'Kindly turn off your cell phone…'
The Hollywood studios, major and minor, release over 300 major new movies each year to American theaters. That averages about six fresh titles every Friday. But those 300, each fervidly competing for the top spot in the weekend box-office, are not the only flicks out there. More and more, vintage cinema is getting a new day in the sun, thanks to the miracle of digital projection. Accordingly, a number of venues have jumped onto the revival bandwagon, and that includes Santa Fe. This summer, we’ll have many opportunities to catch a great old movie on the big screen. Some of them will even be free. Here are some select choices:
The Railyard Park’s annual run of classic films began last week. There are another six Friday night presentations:
-Repo Man (1984) June 20
-Caddyshack (1980) July 4
-Balto (1995) July 18
-The Blues Brothers (1980) August 1
-The Milagro Beanfield War (1988) August 15
-Frozen (2013) August 29
And yup, they’re free, because each show is locally underwritten, like the First National Bank’s sponsorship of last Friday’s Raiders of the Lost Ark.
Speaking of Raiders of the Lost Ark, Lisa and I just saw it again last week at the Regal Stadium 14, and it was superbly presented. Regal Entertainment has had an ongoing policy of revivals for some time now, uniformly on Sunday at 2 p.m. and Wednesday at both 2 p.m. and 7 p.m. They’re showing them in only 56 of the chain’s plexes, and Santa Fe is the only place in the state to see these:
-Saturday Night Fever (1977) June 8 & 11
-Dirty Dancing (1987) June 15 & 18
-The Godfather I and II (1972/1974) June 22 & 25
Additional titles TBA in July and August.
The Center for Contemporary Arts, in collaboration with St. John’s College, presents “The Auteurs” series, with the Santa Fe Reporter as the presenting sponsor. The lineup includes:

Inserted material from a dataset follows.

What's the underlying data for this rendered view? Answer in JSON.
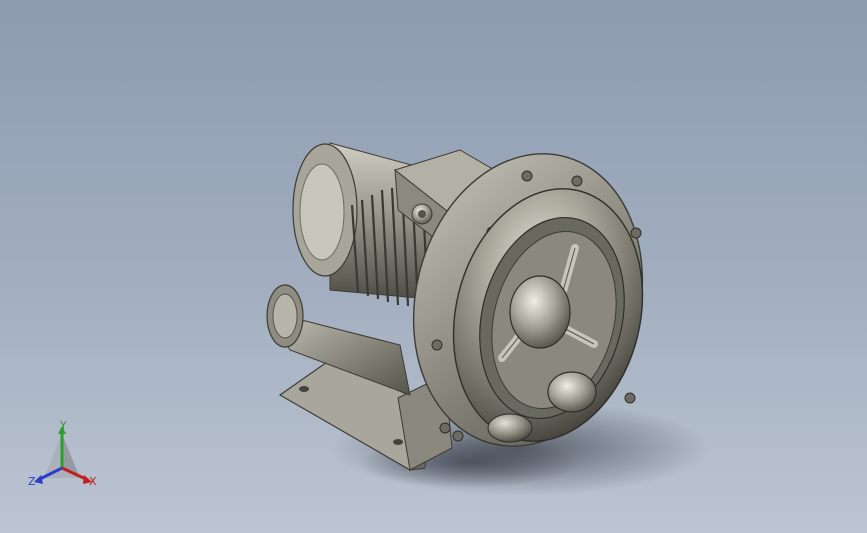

-Murnau’s Sunrise (1927) June 14-15-16
-Dreyer’s The Passion of Joan of Arc (1928) June 21-22-23
-Renoir’s The Rules of the Game (1939) June 28-29-30
-Ozu’s Tokyo Story (1953) July 5-6-7
-Ford’s The Searchers (1956) July 12-13-14
-Bresson’s Diary of a Country Priest (1951) July 19-20-21
-Bergman’s Wild Strawberries (1957) July 26-27-28
-Tarkovsky’s Andrei Rublev (1966) August 2-3-4
And the Jean Cocteau Cinema has a typically adventurous roster, including a tribute to the accomplished, but notorious, silent comedian Fatty Arbuckle on June 16. Other films include:
-Nosferatu (1922) June 15
-The Last Laugh (1924) June 16
-Cat Ballou (1965) June 20
-Pink Flamingos (1972) June 20
-First Blood (1982) June 30
-Yankee Doodle Dandy (1942) July 4
-Cleopatra (1963) July 18
-Back to the Future III (1990) July 25
-This is Spinal Tap (1984) August 1
-Amélie (2001) August 8
Much of what the JCC has may be considered revival fodder, like the so-called midnight movies that start at 11 p.m.--for instance Unholy Rollers (1972) on June 13.
Decades ago, cinephiles had to live in proximity to big cities, which had the audience base to keep revival cinemas thriving. Manhattanites, for example, could choose from the fabled Thalia (adoringly referenced in Annie Hall), The Little Carnegie, Bleecker St. Cinema, Theatre 80 St. Marks, and so many others…all of them now repurposed, or demolished. The advent of home video turned one’s den into a revival house on occasion, but the vital sense of, say, laughing at a comedy with a big audience, is all but lost at home. This summer, then, is a fine time to get back to the group experience that is the social heart of moviegoing. So kindly turn off your cell phone…and let’s not forget to go out to the lobby and get ourselves a treat!